• Activity:
The expected answer is a copy of every line in the listing that has the word "برابر".

• Data to examine:
'''

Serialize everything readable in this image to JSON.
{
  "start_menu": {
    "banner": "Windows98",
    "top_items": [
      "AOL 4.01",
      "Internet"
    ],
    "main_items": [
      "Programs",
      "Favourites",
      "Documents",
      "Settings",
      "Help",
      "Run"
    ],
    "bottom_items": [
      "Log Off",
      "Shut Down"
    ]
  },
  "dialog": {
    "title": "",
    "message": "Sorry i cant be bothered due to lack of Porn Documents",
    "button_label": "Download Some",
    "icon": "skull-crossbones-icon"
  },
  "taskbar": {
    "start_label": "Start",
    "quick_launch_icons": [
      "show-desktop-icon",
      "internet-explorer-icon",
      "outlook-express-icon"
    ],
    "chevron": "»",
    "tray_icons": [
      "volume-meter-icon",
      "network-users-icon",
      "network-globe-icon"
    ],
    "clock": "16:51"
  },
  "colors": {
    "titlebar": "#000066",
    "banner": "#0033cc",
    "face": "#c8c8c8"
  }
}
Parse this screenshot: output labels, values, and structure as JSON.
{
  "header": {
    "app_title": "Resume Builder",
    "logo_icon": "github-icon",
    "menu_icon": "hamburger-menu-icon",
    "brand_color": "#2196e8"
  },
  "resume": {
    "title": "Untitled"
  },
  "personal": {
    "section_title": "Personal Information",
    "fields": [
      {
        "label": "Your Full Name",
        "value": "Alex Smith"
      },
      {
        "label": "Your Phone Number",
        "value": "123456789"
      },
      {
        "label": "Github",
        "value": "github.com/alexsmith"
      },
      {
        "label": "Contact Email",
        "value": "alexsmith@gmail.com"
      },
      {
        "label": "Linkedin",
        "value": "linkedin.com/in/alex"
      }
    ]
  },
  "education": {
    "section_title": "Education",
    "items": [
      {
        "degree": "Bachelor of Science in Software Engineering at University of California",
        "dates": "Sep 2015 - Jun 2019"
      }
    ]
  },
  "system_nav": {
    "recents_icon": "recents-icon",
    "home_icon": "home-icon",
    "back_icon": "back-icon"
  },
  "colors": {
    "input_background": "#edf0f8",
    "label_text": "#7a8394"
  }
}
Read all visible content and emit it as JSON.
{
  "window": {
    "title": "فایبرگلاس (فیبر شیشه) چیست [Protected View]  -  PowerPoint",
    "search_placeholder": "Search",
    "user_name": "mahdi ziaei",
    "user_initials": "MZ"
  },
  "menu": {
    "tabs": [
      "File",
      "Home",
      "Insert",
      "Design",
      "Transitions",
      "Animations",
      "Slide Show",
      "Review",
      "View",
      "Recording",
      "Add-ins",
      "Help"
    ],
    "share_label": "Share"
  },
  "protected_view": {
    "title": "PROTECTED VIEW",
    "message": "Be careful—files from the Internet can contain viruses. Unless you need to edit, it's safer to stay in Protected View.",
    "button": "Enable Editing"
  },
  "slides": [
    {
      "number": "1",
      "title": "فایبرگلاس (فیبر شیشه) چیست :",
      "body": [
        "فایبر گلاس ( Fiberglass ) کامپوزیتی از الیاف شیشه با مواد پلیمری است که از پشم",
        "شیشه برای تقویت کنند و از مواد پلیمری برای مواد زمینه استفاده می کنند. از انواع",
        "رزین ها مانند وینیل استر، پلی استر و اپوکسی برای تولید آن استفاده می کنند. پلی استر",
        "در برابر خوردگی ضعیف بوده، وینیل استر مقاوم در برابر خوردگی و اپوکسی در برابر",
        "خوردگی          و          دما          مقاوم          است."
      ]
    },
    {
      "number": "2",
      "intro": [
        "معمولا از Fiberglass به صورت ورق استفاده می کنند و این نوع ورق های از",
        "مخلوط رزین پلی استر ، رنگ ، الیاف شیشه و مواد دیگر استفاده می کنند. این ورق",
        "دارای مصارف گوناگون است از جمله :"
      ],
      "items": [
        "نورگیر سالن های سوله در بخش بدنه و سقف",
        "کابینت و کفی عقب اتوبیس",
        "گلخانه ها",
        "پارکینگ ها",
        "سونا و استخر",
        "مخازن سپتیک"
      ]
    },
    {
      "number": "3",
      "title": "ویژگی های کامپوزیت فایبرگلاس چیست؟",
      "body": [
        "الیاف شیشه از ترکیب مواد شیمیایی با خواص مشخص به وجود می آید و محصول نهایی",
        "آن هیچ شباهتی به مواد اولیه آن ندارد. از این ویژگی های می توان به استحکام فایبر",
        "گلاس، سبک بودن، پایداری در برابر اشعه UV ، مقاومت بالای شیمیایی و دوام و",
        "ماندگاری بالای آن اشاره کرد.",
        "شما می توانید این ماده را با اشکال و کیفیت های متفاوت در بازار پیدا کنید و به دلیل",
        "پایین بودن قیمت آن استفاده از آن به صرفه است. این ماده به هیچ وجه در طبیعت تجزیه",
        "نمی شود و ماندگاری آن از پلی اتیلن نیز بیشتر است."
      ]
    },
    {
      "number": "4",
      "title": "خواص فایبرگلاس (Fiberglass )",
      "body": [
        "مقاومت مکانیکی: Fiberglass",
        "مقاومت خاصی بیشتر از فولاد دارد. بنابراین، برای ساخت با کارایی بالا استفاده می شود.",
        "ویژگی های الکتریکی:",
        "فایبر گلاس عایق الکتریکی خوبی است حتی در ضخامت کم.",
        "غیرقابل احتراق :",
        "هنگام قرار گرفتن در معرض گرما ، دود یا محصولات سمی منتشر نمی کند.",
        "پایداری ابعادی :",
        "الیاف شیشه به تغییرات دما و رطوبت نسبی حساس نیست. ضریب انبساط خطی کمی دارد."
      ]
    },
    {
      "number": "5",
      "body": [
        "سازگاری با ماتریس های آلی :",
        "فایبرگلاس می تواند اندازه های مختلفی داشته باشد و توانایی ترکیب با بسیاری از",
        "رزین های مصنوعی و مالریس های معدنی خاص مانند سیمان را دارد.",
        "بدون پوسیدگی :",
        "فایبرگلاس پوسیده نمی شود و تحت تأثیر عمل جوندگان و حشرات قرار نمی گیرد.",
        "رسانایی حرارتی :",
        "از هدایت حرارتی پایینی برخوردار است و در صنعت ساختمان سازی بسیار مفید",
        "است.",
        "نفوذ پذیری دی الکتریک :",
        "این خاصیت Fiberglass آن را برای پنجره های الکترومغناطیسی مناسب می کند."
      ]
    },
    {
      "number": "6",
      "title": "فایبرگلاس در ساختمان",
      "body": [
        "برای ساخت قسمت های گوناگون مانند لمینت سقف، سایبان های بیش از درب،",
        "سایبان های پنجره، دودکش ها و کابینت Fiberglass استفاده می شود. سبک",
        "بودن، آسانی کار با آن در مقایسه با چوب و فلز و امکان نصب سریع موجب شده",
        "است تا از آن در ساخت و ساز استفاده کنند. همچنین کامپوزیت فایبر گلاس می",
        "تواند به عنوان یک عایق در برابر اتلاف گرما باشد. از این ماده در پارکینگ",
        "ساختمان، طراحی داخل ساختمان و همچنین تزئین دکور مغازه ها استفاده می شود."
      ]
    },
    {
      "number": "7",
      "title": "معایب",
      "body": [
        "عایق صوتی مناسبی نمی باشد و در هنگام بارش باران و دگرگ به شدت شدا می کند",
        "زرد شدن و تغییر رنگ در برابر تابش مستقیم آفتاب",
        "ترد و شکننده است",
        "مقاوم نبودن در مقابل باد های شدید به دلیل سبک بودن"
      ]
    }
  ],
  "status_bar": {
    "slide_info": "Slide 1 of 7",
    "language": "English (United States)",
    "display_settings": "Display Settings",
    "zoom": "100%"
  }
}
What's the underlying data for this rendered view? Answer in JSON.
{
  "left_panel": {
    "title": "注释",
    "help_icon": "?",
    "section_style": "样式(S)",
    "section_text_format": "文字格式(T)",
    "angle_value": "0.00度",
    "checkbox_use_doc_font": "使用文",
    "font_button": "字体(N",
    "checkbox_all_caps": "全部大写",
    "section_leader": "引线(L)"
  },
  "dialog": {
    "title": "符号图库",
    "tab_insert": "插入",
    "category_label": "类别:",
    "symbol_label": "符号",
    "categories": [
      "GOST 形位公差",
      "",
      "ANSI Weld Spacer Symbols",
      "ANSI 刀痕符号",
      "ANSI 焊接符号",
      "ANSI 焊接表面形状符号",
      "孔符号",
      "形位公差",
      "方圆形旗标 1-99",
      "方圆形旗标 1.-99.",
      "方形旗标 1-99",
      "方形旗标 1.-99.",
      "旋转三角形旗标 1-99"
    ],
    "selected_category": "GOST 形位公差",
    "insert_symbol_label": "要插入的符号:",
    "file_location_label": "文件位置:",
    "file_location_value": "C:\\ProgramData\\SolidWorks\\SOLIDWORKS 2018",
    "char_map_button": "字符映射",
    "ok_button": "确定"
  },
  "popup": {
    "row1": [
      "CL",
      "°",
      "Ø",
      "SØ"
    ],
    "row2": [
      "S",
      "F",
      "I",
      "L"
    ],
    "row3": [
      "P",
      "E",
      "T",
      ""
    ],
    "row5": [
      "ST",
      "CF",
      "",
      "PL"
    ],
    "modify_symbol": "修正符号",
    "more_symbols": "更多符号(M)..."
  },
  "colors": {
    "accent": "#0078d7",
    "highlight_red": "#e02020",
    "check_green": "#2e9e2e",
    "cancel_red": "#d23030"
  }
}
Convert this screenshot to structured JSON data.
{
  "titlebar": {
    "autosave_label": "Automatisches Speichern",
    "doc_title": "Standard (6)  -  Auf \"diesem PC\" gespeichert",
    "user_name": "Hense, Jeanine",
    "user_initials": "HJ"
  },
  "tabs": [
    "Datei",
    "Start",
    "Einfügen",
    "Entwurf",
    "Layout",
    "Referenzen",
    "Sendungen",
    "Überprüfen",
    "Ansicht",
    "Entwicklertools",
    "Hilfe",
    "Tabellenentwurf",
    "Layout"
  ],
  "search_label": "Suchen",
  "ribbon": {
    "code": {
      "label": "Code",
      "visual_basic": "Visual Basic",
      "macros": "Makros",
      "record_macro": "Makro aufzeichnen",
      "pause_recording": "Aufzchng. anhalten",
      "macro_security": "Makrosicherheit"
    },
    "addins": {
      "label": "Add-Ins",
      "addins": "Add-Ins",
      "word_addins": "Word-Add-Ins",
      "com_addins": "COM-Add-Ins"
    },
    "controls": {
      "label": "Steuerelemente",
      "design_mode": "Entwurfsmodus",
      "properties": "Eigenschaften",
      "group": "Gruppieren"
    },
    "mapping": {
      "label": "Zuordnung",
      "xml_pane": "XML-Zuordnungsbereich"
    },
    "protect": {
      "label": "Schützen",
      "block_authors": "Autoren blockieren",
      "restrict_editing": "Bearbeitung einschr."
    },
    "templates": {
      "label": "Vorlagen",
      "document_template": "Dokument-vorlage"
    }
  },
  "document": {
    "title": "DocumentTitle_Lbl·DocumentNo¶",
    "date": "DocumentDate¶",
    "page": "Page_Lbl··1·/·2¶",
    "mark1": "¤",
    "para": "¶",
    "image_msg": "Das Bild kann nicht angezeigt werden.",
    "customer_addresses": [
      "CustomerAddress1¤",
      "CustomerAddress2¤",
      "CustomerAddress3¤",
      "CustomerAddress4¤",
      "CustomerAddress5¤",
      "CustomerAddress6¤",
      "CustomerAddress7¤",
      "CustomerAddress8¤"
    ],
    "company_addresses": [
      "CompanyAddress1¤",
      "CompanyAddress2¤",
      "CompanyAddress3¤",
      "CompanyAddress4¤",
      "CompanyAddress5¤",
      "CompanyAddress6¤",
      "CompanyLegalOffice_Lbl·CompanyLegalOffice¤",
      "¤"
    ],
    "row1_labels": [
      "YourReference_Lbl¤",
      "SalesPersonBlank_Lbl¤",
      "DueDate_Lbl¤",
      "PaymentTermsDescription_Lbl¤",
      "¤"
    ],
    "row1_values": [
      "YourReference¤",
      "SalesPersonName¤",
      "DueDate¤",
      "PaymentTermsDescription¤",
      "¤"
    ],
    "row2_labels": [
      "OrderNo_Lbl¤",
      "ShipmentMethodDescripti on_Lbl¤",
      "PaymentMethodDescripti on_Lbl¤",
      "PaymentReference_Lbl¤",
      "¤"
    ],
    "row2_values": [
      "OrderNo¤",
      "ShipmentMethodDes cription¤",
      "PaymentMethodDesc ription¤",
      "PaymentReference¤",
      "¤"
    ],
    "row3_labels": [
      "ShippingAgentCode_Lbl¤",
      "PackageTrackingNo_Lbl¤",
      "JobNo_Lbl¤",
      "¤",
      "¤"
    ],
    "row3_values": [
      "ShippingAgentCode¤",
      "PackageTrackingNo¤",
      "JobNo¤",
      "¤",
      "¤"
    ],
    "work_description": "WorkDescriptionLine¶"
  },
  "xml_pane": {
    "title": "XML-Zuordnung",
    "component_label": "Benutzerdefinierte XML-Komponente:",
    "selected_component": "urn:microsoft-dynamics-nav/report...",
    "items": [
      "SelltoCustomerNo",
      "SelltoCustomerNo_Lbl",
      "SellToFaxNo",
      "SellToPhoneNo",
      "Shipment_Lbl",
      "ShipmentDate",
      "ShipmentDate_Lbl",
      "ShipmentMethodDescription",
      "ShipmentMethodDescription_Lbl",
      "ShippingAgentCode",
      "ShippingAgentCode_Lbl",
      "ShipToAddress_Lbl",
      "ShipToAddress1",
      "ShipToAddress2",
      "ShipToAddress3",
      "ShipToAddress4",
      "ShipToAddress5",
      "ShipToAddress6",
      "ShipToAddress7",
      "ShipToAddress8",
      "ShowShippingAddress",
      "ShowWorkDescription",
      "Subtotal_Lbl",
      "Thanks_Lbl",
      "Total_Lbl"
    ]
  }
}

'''

• Answer below:
        "در برابر خوردگی ضعیف بوده، وینیل استر مقاوم در برابر خوردگی و اپوکسی در برابر",
        "گلاس، سبک بودن، پایداری در برابر اشعه UV ، مقاومت بالای شیمیایی و دوام و",
        "تواند به عنوان یک عایق در برابر اتلاف گرما باشد. از این ماده در پارکینگ",
        "زرد شدن و تغییر رنگ در برابر تابش مستقیم آفتاب",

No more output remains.